=== Begin Enclosure ===
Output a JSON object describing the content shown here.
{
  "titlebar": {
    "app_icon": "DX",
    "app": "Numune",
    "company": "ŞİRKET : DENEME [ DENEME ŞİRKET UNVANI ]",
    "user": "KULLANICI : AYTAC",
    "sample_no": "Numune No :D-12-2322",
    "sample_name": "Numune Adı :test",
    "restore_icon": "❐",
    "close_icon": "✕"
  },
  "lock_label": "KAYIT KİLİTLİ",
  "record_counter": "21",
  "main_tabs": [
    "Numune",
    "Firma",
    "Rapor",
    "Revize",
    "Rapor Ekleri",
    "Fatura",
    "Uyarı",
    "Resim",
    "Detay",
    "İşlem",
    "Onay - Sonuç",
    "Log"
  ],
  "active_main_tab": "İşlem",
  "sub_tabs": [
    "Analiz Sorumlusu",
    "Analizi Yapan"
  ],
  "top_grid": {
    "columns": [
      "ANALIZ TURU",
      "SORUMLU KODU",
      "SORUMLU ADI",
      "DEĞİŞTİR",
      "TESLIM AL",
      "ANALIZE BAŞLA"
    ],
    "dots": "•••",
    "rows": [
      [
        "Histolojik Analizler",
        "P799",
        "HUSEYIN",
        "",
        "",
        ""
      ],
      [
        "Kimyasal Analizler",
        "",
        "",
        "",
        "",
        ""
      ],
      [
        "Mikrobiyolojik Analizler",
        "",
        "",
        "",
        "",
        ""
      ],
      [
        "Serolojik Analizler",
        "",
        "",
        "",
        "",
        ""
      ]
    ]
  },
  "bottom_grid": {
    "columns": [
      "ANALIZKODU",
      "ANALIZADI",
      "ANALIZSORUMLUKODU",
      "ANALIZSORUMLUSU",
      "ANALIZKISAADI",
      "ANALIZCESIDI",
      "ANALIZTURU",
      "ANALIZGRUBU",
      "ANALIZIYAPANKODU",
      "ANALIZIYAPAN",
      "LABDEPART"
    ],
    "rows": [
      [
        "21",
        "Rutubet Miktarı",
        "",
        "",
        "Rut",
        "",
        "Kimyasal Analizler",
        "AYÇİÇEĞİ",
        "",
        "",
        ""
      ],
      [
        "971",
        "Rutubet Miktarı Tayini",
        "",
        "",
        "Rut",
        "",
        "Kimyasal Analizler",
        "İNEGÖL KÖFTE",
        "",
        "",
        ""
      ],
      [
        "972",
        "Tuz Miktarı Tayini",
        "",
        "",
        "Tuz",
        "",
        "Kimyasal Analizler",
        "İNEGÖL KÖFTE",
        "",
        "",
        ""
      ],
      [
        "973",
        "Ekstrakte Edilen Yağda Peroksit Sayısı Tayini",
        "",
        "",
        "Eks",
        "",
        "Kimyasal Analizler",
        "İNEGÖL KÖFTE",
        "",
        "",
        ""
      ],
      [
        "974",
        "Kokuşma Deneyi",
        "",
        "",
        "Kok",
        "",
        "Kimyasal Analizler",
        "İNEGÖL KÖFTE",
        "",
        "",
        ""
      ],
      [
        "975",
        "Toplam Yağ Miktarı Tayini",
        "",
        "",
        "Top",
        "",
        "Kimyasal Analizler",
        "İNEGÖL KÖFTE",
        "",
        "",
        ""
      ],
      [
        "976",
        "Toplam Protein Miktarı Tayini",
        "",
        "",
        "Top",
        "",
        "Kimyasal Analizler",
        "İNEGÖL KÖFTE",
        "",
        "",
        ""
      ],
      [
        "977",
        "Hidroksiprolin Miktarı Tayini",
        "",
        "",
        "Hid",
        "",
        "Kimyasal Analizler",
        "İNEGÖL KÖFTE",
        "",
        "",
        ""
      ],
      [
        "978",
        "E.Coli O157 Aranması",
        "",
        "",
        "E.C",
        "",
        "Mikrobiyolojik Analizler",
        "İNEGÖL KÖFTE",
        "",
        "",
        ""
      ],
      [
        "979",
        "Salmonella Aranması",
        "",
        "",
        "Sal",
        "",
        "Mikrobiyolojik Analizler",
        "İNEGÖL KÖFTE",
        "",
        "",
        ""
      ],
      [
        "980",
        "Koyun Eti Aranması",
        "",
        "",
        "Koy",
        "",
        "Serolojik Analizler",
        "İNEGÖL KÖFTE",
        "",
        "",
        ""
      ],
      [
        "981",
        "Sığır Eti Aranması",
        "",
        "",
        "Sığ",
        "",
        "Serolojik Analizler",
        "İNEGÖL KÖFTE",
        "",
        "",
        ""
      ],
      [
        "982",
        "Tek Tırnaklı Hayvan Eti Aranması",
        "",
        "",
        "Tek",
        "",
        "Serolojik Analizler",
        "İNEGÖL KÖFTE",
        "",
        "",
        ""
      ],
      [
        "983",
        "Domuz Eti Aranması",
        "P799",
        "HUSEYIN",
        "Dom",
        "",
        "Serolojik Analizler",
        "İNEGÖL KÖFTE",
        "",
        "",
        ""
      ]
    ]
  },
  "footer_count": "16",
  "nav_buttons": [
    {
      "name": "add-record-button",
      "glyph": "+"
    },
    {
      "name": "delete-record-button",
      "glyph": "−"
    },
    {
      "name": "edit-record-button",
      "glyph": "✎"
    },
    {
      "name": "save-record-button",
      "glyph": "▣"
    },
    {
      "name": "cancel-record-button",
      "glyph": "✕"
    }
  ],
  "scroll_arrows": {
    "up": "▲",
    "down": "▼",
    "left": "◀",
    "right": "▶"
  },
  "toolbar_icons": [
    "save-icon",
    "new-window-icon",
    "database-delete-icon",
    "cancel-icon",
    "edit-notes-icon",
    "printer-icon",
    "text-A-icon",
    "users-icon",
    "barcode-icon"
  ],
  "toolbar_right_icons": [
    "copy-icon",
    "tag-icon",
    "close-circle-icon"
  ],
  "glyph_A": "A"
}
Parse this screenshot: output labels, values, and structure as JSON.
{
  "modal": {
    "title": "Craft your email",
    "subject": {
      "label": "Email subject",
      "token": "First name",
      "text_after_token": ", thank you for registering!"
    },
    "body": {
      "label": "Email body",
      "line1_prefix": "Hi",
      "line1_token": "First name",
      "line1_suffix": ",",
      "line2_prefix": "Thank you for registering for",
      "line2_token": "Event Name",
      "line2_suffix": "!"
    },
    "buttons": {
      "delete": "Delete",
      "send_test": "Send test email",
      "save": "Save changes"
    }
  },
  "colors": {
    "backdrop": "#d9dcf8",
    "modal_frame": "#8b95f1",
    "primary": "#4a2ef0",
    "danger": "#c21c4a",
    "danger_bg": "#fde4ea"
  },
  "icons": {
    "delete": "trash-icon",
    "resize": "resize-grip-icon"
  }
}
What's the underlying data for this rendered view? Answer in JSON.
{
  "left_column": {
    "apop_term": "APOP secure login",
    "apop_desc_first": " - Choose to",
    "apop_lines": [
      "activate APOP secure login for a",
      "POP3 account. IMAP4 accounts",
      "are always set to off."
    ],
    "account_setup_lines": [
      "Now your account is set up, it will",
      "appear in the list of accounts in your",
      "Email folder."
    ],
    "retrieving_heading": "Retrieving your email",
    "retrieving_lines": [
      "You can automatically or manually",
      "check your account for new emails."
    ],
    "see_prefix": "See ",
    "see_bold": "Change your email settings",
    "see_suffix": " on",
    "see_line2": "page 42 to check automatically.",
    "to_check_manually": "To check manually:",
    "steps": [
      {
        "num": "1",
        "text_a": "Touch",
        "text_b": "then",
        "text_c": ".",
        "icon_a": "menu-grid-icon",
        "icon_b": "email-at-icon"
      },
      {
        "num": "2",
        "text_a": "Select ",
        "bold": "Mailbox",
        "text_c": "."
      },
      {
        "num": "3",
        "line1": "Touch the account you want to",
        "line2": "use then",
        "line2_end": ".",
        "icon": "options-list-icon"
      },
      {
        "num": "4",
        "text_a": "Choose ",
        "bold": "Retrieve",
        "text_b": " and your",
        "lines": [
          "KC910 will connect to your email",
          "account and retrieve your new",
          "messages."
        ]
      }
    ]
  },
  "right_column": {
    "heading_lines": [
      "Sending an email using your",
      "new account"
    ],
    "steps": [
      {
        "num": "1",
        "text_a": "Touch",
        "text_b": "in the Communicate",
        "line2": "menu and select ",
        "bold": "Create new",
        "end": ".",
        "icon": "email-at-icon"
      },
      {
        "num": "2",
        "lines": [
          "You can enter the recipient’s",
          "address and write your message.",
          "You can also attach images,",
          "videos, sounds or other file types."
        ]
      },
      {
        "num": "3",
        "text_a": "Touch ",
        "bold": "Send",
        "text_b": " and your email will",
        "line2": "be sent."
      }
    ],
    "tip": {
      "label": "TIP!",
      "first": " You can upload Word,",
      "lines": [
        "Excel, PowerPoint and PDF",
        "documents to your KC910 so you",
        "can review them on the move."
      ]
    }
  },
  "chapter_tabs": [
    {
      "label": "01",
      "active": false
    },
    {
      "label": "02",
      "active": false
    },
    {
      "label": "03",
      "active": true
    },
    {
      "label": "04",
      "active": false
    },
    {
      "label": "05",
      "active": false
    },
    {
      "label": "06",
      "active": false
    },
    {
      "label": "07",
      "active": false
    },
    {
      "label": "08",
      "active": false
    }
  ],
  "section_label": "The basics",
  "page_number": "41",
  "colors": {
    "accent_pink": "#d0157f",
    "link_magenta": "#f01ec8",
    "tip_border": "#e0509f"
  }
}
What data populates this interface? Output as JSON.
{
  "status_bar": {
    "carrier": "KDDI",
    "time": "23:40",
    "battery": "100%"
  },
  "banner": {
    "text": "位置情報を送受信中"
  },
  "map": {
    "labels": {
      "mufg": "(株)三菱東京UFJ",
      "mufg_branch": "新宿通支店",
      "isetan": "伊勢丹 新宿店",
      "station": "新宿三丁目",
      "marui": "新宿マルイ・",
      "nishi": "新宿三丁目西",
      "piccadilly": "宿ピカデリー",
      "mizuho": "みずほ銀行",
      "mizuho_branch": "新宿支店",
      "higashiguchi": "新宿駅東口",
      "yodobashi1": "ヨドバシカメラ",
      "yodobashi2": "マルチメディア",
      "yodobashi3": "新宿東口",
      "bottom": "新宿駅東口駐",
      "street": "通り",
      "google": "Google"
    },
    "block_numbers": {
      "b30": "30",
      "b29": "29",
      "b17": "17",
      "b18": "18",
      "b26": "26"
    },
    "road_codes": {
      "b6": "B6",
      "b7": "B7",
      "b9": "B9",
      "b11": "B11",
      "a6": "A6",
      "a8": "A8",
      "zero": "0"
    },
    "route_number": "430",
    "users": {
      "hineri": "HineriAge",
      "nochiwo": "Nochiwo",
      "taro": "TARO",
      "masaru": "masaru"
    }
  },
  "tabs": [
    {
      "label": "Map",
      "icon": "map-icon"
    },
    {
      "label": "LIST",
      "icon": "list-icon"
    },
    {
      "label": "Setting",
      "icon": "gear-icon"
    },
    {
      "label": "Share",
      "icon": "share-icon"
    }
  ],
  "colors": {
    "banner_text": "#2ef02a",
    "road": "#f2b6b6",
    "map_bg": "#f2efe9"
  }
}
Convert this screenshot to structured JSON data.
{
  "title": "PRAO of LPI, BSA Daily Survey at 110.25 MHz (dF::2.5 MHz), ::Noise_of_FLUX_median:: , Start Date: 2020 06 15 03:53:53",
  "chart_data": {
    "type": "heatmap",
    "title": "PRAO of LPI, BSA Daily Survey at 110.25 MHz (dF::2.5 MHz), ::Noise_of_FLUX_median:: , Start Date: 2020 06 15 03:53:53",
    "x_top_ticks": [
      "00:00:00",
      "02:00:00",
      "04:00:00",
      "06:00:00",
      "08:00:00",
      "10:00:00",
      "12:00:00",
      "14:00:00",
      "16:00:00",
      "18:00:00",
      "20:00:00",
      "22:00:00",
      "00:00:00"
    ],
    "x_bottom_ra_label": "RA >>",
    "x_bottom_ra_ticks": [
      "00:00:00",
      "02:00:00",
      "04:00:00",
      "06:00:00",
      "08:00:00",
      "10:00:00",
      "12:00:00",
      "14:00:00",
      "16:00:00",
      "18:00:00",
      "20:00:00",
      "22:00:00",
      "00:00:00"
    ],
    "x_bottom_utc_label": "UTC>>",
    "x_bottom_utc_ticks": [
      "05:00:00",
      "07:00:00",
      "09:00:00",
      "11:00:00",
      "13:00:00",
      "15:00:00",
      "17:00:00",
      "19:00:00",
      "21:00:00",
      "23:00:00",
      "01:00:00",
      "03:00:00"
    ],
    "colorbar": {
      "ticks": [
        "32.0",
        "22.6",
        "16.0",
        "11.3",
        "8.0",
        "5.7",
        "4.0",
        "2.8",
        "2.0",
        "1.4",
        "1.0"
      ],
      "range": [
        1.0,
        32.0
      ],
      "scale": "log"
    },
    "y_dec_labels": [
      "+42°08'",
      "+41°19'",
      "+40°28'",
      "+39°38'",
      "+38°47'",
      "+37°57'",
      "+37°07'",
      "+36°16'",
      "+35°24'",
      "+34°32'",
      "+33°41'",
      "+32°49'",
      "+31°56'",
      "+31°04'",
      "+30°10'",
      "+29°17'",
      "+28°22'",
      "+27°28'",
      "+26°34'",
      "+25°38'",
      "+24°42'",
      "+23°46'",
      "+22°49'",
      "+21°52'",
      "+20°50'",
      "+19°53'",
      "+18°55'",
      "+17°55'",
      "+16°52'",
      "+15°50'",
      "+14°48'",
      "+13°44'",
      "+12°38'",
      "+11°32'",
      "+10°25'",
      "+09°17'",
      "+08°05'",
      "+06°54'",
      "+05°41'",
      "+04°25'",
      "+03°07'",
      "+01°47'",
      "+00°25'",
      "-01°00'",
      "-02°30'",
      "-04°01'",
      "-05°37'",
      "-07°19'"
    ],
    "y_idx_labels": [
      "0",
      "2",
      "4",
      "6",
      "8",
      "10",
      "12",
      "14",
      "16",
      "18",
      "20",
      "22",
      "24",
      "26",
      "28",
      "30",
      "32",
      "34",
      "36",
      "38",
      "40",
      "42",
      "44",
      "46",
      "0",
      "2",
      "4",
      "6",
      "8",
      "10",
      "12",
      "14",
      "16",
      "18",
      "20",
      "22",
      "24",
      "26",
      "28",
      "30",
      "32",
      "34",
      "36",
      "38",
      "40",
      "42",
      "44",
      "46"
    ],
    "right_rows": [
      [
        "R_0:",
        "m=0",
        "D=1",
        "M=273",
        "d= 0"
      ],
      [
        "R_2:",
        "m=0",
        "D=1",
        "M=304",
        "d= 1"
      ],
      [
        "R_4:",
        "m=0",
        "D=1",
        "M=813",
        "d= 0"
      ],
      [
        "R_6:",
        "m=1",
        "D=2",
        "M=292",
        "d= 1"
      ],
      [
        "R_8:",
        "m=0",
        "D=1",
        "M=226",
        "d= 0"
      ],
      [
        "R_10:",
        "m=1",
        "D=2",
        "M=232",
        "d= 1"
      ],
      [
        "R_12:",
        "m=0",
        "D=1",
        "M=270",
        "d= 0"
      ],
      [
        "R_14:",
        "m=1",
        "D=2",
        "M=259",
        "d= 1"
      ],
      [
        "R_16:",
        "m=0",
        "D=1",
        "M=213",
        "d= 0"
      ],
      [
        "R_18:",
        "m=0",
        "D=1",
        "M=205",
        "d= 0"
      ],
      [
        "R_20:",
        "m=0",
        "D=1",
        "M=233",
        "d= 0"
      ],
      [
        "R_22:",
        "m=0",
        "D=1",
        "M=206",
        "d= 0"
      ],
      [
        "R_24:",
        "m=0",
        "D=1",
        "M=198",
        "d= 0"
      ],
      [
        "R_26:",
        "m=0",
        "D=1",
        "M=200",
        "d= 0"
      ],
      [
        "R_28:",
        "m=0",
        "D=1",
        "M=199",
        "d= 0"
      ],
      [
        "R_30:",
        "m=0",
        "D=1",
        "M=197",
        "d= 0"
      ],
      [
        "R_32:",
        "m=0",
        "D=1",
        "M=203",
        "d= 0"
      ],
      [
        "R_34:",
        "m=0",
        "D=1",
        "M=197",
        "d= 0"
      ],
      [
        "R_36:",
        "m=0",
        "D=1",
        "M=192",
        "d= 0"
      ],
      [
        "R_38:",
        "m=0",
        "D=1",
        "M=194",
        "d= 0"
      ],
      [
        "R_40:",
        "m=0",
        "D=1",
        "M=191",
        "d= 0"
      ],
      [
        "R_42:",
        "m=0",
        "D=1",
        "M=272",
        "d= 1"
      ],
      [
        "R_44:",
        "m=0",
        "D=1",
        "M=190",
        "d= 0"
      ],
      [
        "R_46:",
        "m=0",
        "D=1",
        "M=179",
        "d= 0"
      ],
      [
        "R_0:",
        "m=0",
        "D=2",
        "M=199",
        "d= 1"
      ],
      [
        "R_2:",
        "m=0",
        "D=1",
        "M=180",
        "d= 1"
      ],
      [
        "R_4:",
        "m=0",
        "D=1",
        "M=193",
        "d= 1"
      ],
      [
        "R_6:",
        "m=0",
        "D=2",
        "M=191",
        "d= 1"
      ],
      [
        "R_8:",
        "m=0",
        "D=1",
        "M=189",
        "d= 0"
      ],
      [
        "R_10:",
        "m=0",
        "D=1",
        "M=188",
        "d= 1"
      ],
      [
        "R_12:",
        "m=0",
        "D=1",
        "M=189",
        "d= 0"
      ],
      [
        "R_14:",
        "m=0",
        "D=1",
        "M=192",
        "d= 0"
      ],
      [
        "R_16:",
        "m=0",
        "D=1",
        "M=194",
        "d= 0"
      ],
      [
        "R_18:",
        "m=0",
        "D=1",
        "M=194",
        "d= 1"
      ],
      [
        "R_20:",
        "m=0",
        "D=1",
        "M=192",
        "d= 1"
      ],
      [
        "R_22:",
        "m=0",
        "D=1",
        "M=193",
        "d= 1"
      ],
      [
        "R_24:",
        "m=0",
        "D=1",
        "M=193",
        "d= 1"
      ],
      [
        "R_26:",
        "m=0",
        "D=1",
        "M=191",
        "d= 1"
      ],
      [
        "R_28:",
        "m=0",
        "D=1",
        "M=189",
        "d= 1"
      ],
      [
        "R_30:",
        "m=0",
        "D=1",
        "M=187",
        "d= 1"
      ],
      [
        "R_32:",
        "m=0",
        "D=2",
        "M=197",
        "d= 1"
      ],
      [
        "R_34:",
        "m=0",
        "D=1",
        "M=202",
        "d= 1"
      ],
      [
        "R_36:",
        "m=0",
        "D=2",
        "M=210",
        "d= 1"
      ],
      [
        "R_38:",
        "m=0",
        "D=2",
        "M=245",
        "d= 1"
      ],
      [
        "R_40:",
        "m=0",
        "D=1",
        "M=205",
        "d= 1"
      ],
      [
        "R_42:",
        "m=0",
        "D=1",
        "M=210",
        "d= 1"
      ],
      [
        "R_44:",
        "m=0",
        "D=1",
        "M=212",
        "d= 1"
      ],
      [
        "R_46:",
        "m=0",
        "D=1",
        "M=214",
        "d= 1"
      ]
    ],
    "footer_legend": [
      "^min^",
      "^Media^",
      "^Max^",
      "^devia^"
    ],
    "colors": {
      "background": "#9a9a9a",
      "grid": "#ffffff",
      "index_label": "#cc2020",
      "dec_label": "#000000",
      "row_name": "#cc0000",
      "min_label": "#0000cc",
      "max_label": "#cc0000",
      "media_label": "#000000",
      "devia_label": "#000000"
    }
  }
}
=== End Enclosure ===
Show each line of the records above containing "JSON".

■ **SOLUTION BELOW**
Output a JSON object describing the content shown here.
Parse this screenshot: output labels, values, and structure as JSON.
What's the underlying data for this rendered view? Answer in JSON.
What data populates this interface? Output as JSON.
Convert this screenshot to structured JSON data.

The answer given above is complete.